UNITED NATIONS — On the face of it, a commitment by all United Nations member states to reach an understanding on how the world body should intervene to stop genocide, war crimes, crimes against humanity and ethnic cleansing would not seem like a major stretch.
But the debate scheduled in the General Assembly for Thursday over the concept, known as “the responsibility to protect,” is producing rancor before it even begins. So much, in fact, that instead of figuring out how to enforce the doctrine, the General Assembly could end up debating the policy’s validity all over again, even though about 150 world leaders already endorsed it in 2005.
Ban Ki-moon, the secretary general, tried to set the tone with a speech on Tuesday. Citing his visits to the memorials for 800,000 dead in Rwanda, Mr. Ban said the United Nations had the unique ability to save lives by intervening to stop mass civilian deaths.
“It is high time to turn the promise of the responsibility to protect into practice,” Mr. Ban said, warning against those seeking to reopen the entire debate. “Resist those who try to change the subject or turn our common effort to curb the worst atrocities in human history into a struggle over ideology, geography or economics,” Mr. Ban added. “What do they offer to the victims of mass violence?
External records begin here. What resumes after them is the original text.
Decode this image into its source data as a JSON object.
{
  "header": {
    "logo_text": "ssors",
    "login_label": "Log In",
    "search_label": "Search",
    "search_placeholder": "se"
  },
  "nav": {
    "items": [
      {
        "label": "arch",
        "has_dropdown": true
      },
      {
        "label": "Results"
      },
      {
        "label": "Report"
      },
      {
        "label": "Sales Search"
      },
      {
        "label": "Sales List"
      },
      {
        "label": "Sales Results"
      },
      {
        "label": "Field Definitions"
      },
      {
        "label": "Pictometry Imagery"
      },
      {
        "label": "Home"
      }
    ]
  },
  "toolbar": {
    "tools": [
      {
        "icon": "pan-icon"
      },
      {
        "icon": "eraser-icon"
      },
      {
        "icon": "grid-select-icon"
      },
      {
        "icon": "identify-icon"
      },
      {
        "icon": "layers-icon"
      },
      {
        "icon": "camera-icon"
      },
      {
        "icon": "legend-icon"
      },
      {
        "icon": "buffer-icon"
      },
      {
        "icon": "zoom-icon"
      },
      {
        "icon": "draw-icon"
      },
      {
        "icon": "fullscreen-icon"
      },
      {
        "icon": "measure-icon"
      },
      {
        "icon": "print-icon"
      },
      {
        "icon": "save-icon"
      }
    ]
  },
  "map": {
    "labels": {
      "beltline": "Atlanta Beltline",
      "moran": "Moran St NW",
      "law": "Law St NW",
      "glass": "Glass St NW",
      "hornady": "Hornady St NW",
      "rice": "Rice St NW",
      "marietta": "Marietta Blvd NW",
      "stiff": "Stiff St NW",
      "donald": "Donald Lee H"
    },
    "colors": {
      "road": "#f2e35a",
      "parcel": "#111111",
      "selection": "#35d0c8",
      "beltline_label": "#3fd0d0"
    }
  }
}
Rancor instead of substance, rhetoric instead of policy, despair instead of hope.”
Mr. Ban may not have singled anyone out, but it seemed a not-so-subtle reference to the Rev. Miguel D’Escoto Brockmann, the Nicaraguan president of the General Assembly and a Catholic priest, who issued a position paper last week that created an uproar.
His “Concept Note” suggested that responsibility to protect was redecorated colonialism, and that the true means to eliminate genocide and similar scourges included world financial reform, Security Council reform and drawing a lesson from Jesus.
“Jesus’ emphasis on redistribution of wealth to the poor and on nonviolence reinforces the right perspective on responsibility to protect,” his note said.
Father D’Escoto scheduled a panel discussion before the General Assembly debate featuring speakers like Noam Chomsky, the American academic whose critique of “humanitarian imperialism” discussed the doctrine. Much of the opposition to the doctrine on Thursday is expected to come from traditional opponents of American foreign policy like Cuba, Venezuela and Iran.
While Father D’Escoto has supporters, many delegations reacted with the usual combination of outrage and derision that Father D’Escoto, a former Sandinista foreign minister, has a habit of provoking. The ambassador of one Latin American state said it was shocking that a priest was putting ideological and political visions ahead of human suffering. Peter Maurer, the Swiss ambassador, put it more bluntly, saying, “A priest should know that certain things are better kept to your heart.”
Father D’Escoto’s spokesman, Enrique Yeves, said the president was being unfairly criticized. “The only thing he is doing is calling for a debate on this issue, which is very pertinent,” Mr. Yeves said.
Even without the General Assembly president, the topic — shortened in United Nations-speak to “R2P” — was a hard-fought one. Many developing countries harbor suspicions that the doctrine is merely a Trojan horse for foreign meddling in their domestic affairs. Attempts to slap the label on various crises only deepened those suspicions. As prime minister of Britain, Tony Blair briefly used it as retroactive justification for invading Iraq. France tried to deploy it as the prescription for forcibly delivering aid to Cyclone Nargis victims in Myanmar in 2008. Russia cited it as its tanks rolled into South Ossetia last summer.
Edward C. Luck, whom Mr. Ban appointed his special adviser on the topic but the General Assembly refused to pay, wrote a report this year that divided the concept into three pillars: that all states must protect their populations from atrocities; that the United Nations and other institutions can help countries failing in this duty; and that the international community must react in a series of steps when a large number of civilians are at risk, with military intervention the final response. The fight swirls around that last point, when military intervention might be justified and whether that can be codified into law. “The problem with all of this is the one-dimensional perception that R2P is only about military coercion,” said Gareth Evans, a former Australian foreign minister.
Delegates from African organizations have come to argue that R2P is not just a Western tool. Other proponents hope the debate will inch the discussion toward practical steps on how R2P can be made operational. But some worry that the more it is debated, the less consensus will emerge.
The Bush administration disliked the doctrine on the ground that it might tie American hands in foreign policy decisions, but President Obama basically supports it.
Susan Rice, the American ambassador to the United Nations, often speaks about how the failure to intercede in Rwanda while she was a top Clinton administration official in Africa is a low point in American foreign policy and her personal career. In a speech last month in Vienna, Ms. Rice acknowledged that the doctrine had been abused in conflicts like Iraq, but argued for the responsibility “to respond to the worst outrages.”
“We know there will be more perpetrators,” she said. “We know there will be more victims. But we must work to ensure that there will also be more justice and fewer and fewer bystanders.”